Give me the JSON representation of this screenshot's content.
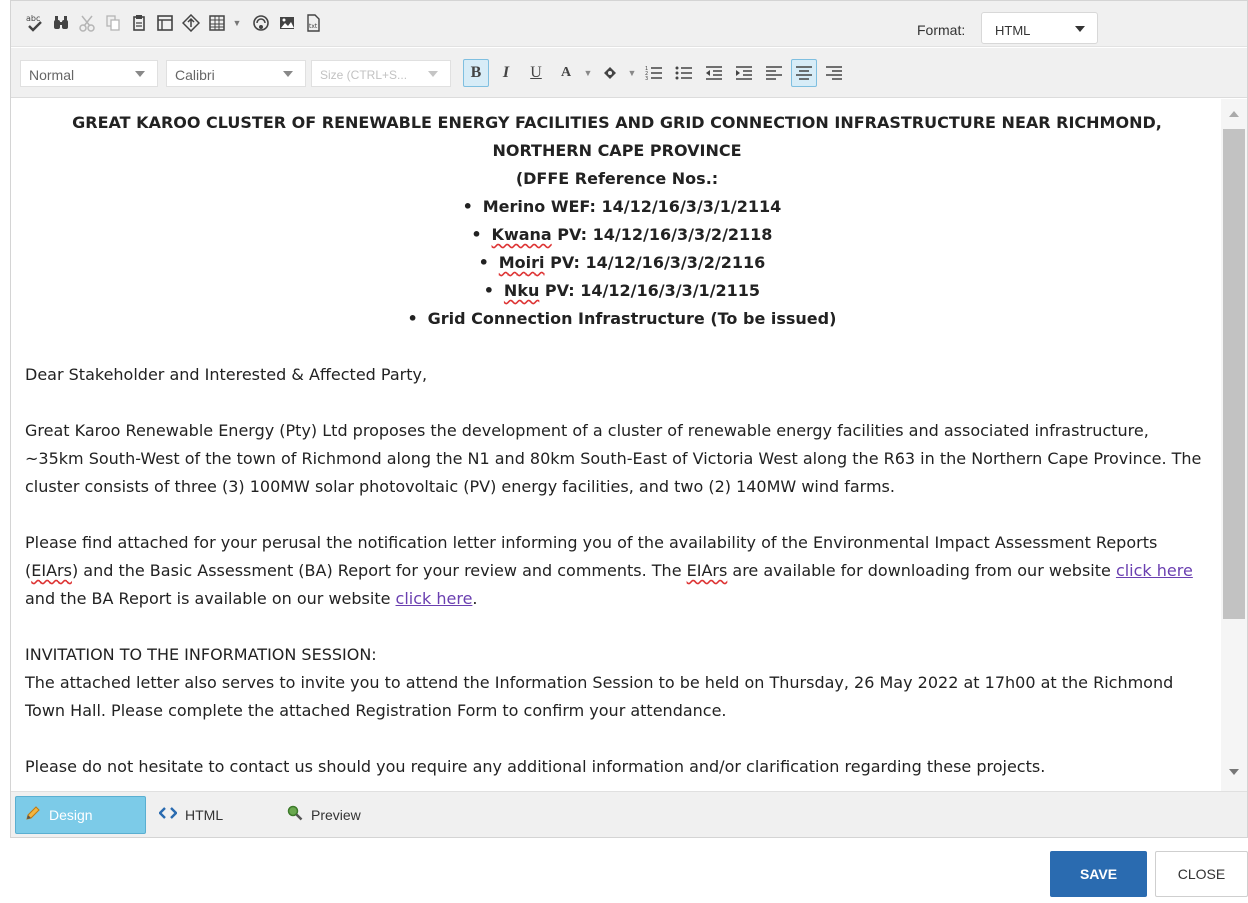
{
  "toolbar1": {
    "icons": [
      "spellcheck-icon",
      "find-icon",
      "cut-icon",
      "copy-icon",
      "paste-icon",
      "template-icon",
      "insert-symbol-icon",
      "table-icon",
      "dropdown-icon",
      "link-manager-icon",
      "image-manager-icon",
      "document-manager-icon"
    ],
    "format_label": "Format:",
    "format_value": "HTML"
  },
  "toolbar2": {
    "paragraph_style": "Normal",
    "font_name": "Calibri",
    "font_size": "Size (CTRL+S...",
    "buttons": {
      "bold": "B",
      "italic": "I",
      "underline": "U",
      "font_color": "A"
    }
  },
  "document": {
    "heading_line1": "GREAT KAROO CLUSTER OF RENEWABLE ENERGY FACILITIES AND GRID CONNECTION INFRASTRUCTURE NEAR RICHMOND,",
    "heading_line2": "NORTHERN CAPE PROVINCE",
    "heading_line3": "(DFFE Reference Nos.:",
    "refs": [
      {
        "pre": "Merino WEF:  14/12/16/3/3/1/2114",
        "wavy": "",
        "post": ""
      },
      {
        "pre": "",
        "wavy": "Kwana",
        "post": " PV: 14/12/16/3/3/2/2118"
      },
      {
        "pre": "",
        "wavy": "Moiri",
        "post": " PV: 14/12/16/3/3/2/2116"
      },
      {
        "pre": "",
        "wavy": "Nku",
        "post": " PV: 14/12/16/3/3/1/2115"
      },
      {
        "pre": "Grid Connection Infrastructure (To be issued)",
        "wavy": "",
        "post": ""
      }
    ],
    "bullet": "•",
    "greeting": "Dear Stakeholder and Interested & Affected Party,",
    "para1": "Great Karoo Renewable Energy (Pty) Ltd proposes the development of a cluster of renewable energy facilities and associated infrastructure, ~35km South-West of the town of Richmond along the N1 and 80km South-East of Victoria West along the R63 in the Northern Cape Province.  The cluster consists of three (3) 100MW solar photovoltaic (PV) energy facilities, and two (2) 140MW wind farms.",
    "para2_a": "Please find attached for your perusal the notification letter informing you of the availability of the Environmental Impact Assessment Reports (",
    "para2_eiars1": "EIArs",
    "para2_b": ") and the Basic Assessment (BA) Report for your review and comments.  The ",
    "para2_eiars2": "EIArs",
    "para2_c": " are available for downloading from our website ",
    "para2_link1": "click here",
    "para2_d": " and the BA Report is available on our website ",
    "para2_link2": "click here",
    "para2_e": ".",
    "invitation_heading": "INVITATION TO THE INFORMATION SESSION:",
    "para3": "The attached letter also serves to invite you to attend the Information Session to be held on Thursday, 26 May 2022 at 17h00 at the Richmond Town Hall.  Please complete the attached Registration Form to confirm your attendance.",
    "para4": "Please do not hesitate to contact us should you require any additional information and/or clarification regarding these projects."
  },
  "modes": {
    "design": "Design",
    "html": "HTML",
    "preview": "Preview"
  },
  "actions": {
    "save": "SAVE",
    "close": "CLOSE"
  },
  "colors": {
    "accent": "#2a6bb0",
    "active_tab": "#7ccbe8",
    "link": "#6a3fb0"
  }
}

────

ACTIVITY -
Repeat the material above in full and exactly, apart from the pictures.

TASK RESPONSE -
Give me the JSON representation of this screenshot's content.
{
  "toolbar1": {
    "icons": [
      "spellcheck-icon",
      "find-icon",
      "cut-icon",
      "copy-icon",
      "paste-icon",
      "template-icon",
      "insert-symbol-icon",
      "table-icon",
      "dropdown-icon",
      "link-manager-icon",
      "image-manager-icon",
      "document-manager-icon"
    ],
    "format_label": "Format:",
    "format_value": "HTML"
  },
  "toolbar2": {
    "paragraph_style": "Normal",
    "font_name": "Calibri",
    "font_size": "Size (CTRL+S...",
    "buttons": {
      "bold": "B",
      "italic": "I",
      "underline": "U",
      "font_color": "A"
    }
  },
  "document": {
    "heading_line1": "GREAT KAROO CLUSTER OF RENEWABLE ENERGY FACILITIES AND GRID CONNECTION INFRASTRUCTURE NEAR RICHMOND,",
    "heading_line2": "NORTHERN CAPE PROVINCE",
    "heading_line3": "(DFFE Reference Nos.:",
    "refs": [
      {
        "pre": "Merino WEF:  14/12/16/3/3/1/2114",
        "wavy": "",
        "post": ""
      },
      {
        "pre": "",
        "wavy": "Kwana",
        "post": " PV: 14/12/16/3/3/2/2118"
      },
      {
        "pre": "",
        "wavy": "Moiri",
        "post": " PV: 14/12/16/3/3/2/2116"
      },
      {
        "pre": "",
        "wavy": "Nku",
        "post": " PV: 14/12/16/3/3/1/2115"
      },
      {
        "pre": "Grid Connection Infrastructure (To be issued)",
        "wavy": "",
        "post": ""
      }
    ],
    "bullet": "•",
    "greeting": "Dear Stakeholder and Interested & Affected Party,",
    "para1": "Great Karoo Renewable Energy (Pty) Ltd proposes the development of a cluster of renewable energy facilities and associated infrastructure, ~35km South-West of the town of Richmond along the N1 and 80km South-East of Victoria West along the R63 in the Northern Cape Province.  The cluster consists of three (3) 100MW solar photovoltaic (PV) energy facilities, and two (2) 140MW wind farms.",
    "para2_a": "Please find attached for your perusal the notification letter informing you of the availability of the Environmental Impact Assessment Reports (",
    "para2_eiars1": "EIArs",
    "para2_b": ") and the Basic Assessment (BA) Report for your review and comments.  The ",
    "para2_eiars2": "EIArs",
    "para2_c": " are available for downloading from our website ",
    "para2_link1": "click here",
    "para2_d": " and the BA Report is available on our website ",
    "para2_link2": "click here",
    "para2_e": ".",
    "invitation_heading": "INVITATION TO THE INFORMATION SESSION:",
    "para3": "The attached letter also serves to invite you to attend the Information Session to be held on Thursday, 26 May 2022 at 17h00 at the Richmond Town Hall.  Please complete the attached Registration Form to confirm your attendance.",
    "para4": "Please do not hesitate to contact us should you require any additional information and/or clarification regarding these projects."
  },
  "modes": {
    "design": "Design",
    "html": "HTML",
    "preview": "Preview"
  },
  "actions": {
    "save": "SAVE",
    "close": "CLOSE"
  },
  "colors": {
    "accent": "#2a6bb0",
    "active_tab": "#7ccbe8",
    "link": "#6a3fb0"
  }
}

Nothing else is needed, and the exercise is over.